Cultural Brokering Stresses Students, Families

September 15, 2012

Curtis Jones

Curtis Jones

When moving to a new country, families often need help navigating the culture and language. Through their experiences in school and making new friends, children usually learn the language and adjust to the culture more quickly than their parents. As a result, in immigrant families, children often act as translators and interpreters during phone calls and daily conversations.

Parents often ask their children to translate newspapers, bills, rental agreements, notes from school, movies, and TV shows. Children are often used to help parents find information about potential jobs or manage family finances. In their role as “cultural broker,” children help immigrant families adapt and survive in the new culture.

Research on culture brokering has suggested that the acts of translating and interpreting may actually help students academically. However, the responsibilities of translating and interpreting for adults can create stress for children and also lead to tension among family members which can, under certain conditions, lower children’s performance in school. Previous studies focused on the individual child and interpersonal family dynamics. They determined that culture brokering interferes with children’s efforts to gain autonomy from their parents, which results in child emotional distress and family disagreements. 

Curtis Jones, a researcher at the Wisconsin Center for Education Research, applied a contextualist perspective to the culture broker phenomenon. That means he related the culture broker role to the resources that immigrants from the former Soviet Union bring with them and the resources available to them in the communities where they settle.

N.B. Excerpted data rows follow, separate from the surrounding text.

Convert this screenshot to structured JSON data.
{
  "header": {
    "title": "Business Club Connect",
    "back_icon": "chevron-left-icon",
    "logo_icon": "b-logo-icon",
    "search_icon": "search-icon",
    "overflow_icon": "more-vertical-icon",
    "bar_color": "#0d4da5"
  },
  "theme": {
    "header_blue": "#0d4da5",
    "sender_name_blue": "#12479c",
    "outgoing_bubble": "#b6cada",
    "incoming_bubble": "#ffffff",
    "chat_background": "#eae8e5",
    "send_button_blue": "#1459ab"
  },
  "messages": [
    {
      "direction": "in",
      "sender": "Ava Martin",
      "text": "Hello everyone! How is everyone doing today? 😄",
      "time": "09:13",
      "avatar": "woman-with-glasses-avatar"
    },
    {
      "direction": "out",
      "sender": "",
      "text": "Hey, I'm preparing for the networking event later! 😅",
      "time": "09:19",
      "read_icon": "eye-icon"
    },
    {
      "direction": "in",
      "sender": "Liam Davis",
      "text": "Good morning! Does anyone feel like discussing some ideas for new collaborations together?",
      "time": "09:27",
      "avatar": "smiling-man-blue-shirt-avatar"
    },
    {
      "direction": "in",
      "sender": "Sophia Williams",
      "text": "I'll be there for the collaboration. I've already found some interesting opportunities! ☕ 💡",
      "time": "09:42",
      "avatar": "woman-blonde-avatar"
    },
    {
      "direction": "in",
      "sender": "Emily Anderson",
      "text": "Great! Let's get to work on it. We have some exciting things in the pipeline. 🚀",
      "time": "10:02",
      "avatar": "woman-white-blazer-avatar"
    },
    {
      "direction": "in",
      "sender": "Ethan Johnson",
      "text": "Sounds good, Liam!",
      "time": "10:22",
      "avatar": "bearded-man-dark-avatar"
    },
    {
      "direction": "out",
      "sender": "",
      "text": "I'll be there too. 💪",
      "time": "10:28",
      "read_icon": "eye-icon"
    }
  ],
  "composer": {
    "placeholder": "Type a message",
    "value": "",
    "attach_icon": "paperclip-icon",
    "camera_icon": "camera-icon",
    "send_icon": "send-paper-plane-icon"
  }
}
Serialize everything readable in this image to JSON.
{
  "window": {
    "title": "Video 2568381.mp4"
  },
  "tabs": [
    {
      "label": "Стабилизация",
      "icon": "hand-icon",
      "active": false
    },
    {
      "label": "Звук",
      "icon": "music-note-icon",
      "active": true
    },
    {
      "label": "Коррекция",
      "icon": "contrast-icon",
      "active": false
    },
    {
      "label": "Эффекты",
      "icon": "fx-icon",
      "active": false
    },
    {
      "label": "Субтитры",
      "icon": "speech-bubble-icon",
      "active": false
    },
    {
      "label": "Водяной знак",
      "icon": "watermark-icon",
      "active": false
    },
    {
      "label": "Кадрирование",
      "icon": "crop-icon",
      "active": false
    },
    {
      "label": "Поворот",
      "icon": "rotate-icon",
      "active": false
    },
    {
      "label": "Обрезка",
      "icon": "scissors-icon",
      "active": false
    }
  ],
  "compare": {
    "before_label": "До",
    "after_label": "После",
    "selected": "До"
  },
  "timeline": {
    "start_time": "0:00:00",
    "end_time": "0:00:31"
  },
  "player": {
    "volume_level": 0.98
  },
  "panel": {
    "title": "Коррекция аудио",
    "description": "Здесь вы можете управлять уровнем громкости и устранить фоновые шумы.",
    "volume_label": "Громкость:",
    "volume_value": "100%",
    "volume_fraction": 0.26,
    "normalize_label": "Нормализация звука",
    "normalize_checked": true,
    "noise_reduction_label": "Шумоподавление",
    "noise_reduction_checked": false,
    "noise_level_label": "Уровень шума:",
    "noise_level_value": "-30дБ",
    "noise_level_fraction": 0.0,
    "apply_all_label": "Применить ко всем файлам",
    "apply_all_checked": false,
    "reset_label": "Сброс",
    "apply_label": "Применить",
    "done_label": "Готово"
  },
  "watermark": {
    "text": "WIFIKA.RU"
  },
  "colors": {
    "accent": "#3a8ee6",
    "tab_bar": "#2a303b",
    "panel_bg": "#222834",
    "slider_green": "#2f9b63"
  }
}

Jones and colleagues surveyed 328 former Soviet families settled in and around Washington, D.C. and Baltimore. They asked about their use of their children as culture brokers, their acculturation to the U.S., their employment situation, their emotional health, and their family functioning.  Further, they explored characteristics of settlement neighborhoods by analyzing economic and cultural census data.  The study established that the family and community economic and cultural contexts (1) acted as a determinant of culture brokering, and (2) helped explain how brokering related to family disagreements and child distress. 
Jones found that families were more likely to use their children as cultural brokers when the parents had less English proficiency, lower status jobs, and lived in neighborhoods with more Russian speaking families. A parent’s low job status was likely to be associated with increased family stress. It also usually meant the family had fewer resources, which led to “patchworking,” where children were required to do more of the work needed to run a family, including culture brokering. Conversely, families had less need for cultural brokering if they had lived longer in the U.S., held higher status jobs, were more fluent in English, and lived in more advantaged communities.

As Jones had hypothesized, the findings showed a direct relationship between children acting as culture brokers and a higher amount of family disagreements. Family disagreements also were related to children’s emotional distress (see the figure below). 

These findings add complexity to the understanding of cultural brokering found in the research literature. Jones’ study points to the need for using an ecological framework to understand the role of the cultural broker in the lives of immigrant and refugee families.

The findings support theory and research that suggest that children step into the broker role more often when their parents’ English language skills don’t meet the family’s needs. If the parents’ English proficiency was poor, this influenced parents’ job status, both of which resulted in more likelihood of children acting as brokers.

Also, since economic conditions influence job status, children in less economically advantaged communities could be expected to perform the role of culture brokers more frequently. Although community economic factors were found to be important, they are rarely included in studies of immigrant youth in general and culture brokering in particular.

Jones cautions that it would be inappropriate to generalize the specific results of this study to other cultural groups and immigrants in other contexts. But it’s important to keep in mind social and economic contexts when studying immigrant families more generally, and the culture broker role more specifically, with other cultural groups.

Adapted from the article, “Determinants and Consequences of Child Culture Brokering in Families from the Former Soviet Union,” by Curtis J. Jones, Edison J. Trickett, and Dina Birman. American Journal of Community Psychology, Online First™, 13 January 2012,